Shrub to 2 m, semi-evergreen in a mild climate, with flexible hollow stems. Leaves ovate-lanceolate, 70–120 × 25–65 mm, base rounded to cordate, tip long-pointed, almost glabrous, with sunken veins; margin slightly involute, remotely toothed; glaucous beneath; petiole 5–10 mm long. Flowers in late autumn; inflorescence a hanging, stalked spike of paired flowers, in the leaf-axils; pairs of flowers 2–6, with 3 ovate to lanceolate bracts per flower, the bracts fringed with glandular hairs. Sepals fused and shallowly cup-shaped in the lower part; lobes linear to lanceolate, 1.5–2 mm. Corolla funnel-shaped, white, 1–2 cm long, glabrous; petals ovate to rounded-ovate, 5–7 mm. Stamens slightly shorter than corolla. Berry red, ripening brilliant indigo-purple in spring, oblong or ellipsoid, 10–13 mm long. (Flora of China 2021).
Distribution Bhutan Myanmar In the far north of the country China Xizang, Yunnan India In the Himalaya Nepal
Habitat Forests and thickets, 2000–3800 m asl.

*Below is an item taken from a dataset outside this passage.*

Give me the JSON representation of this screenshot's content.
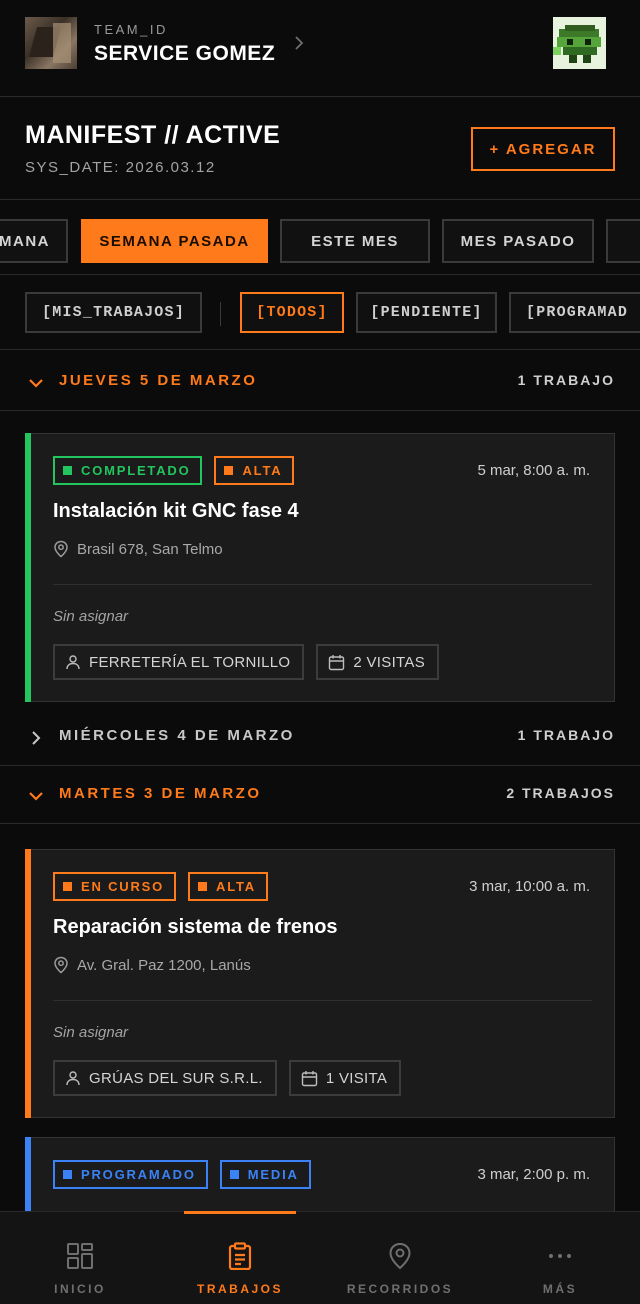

USDA Hardiness Zone 7
RHS Hardiness Rating H5
Conservation status Not evaluated (NE)
Although a widespread species in the eastern Himalayas, Leycesteria gracilis lacks the showy flowers of L. formosa. Its violet-blue fruit, clustered under each leaf, are spectacular but the plant’s habit of ripening these through the winter months may limit their production in Europe. The plant’s first introduction to the west seems to have been by Himalayan plant experts Cédric Basset and Manon Rivière of Pépinières Aoba in eastern France; in the nursery’s 2021 (online catalogue) scions are advertised as ‘coming soon’, and the stock is suggested to be at least as hardy as L. crocothyrsos.